From the outside, we can run
docker exec to get some more details about the container itself.
docker exec container_name /bin/ps aux | grep bash
We can use
docker top to see the top command run on a container.
docker top container_name
Let's execute a command to install
sshd. We could attach to container and do so, but we have a few options. Instead of attaching, we could do the following:
docker exec -i -t container_name /bin/bash
This will ensure that the container doesn't stop, but will actually run two instances of
bash. We can verify this by looking at the container processes.
So far, this can give us a momentary snap shot.
See the history of previous processes and performances
We can use
docker stats to see a live set of information for that container.
dock stats container_name
This will keep a view that is constantly updated to see what is going on.
Just to see the previous containers not running with just their ids, we can run
docker ps -a -q
Of course, for removing older containers, we can
docker rm previous containers.
We can also remove containers from the
/var/lib/docker folder as the super user.
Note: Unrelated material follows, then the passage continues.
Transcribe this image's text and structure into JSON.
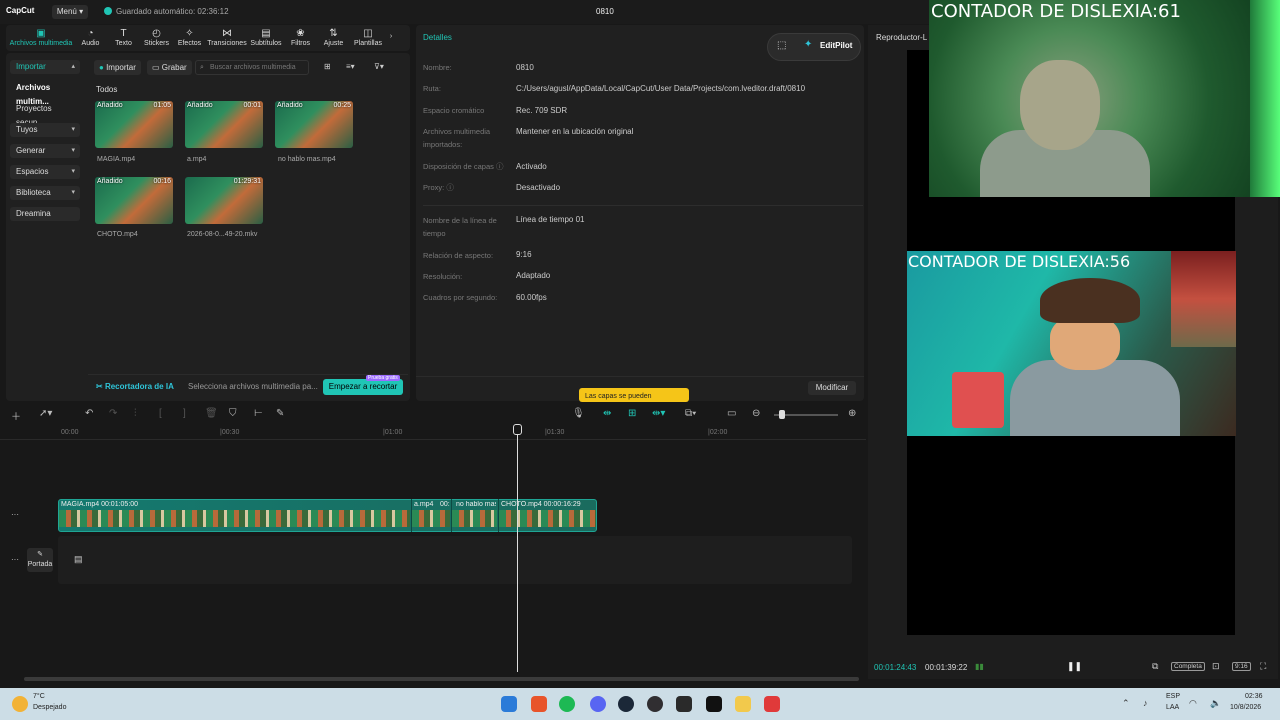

If you do it this way, you want to ensure that you have
systemctl stop/restart docker to ensure that there aren't any issues with Docker.
In this example, start up a nginx container in daemon mode without remapping the ports.
Again, we can inspect this container to find the IP etc. We know that we can get anything remapped to the localhost currently because there is no remapping.
In contrast, we can use
-P to expose the ports and it will auto remap to high port value.
-p 8080:80 will be use defining the port that we want to expose it to.
If we want to define a certain interface eg. localhost...
docker run -itd -p 127.0.01:8081:80 nginx:latest would ONLY allow localhost to access this site.
To rename containers, we can run
docker rename currentname newname - you can even rename container IDs, although there is likely no point.
You can also rename running containers!
How can we monitor certain events?
Startup a few containers.
When we interact with them, certain events are generated.
If we run
docker events, it will begin a program to wait and register certain events.
If we run
docker events --since '1h', we can then see all the events that have happened in the last hour.
If we run just
docker events and run a
dok exec -it mycontainerid /bin/bash command, we will then see those events registered. This is useful for debugging and monitoring the entire host.
We may not care about every event though. What happens if we just care about an attachment?
docker events --filter <keyword> can then be used to filter for events we care about.
docker events --filter event=attach
We can also filter for multiple events with multiple
If you remove an image by name, then if there is a double up of the same ID, it will just remove the named image - however an ID removal will warn you if they share the ID. They only way to remove all of them is to use the force
When we pull images, we can pull from local or from Docker Hub. You will use base of an official release usually etc.
How can we manage our custom images? We can
tar any file and migrate it to another compute etc.
docker commit containername centos:mine
This will allow us to save the image but remove the containers!
We can use
docker save --output centos.latest.tar centos:latest
ls the tar file, it will give you details about the image/container.
docker load --input centos.latest.tar
If we have
gzip a tar file, we can also load it directly from the
How can we get the history of the base image?
docker history imagename
This will give us a list of commands etc.
Changes in the container is what is kept in storage layering.
docker tag imageid mine/centos:v1.0 - this will create a new image with the repo tag.
docker tag mine/centos:v1.0 dok.example.com/centos:v1.0b will do the same.
docker login --username=name throw in the password and you'll be authenticated.
docker push image
Of course, to bring it back down, you will hit
docker pull name
So far, we have not had a specific purpose for Docker containers. These following examples are for real world use cases.
Set up a web farm with two Apache web nodes on port 80 - both sharing one or more file systems.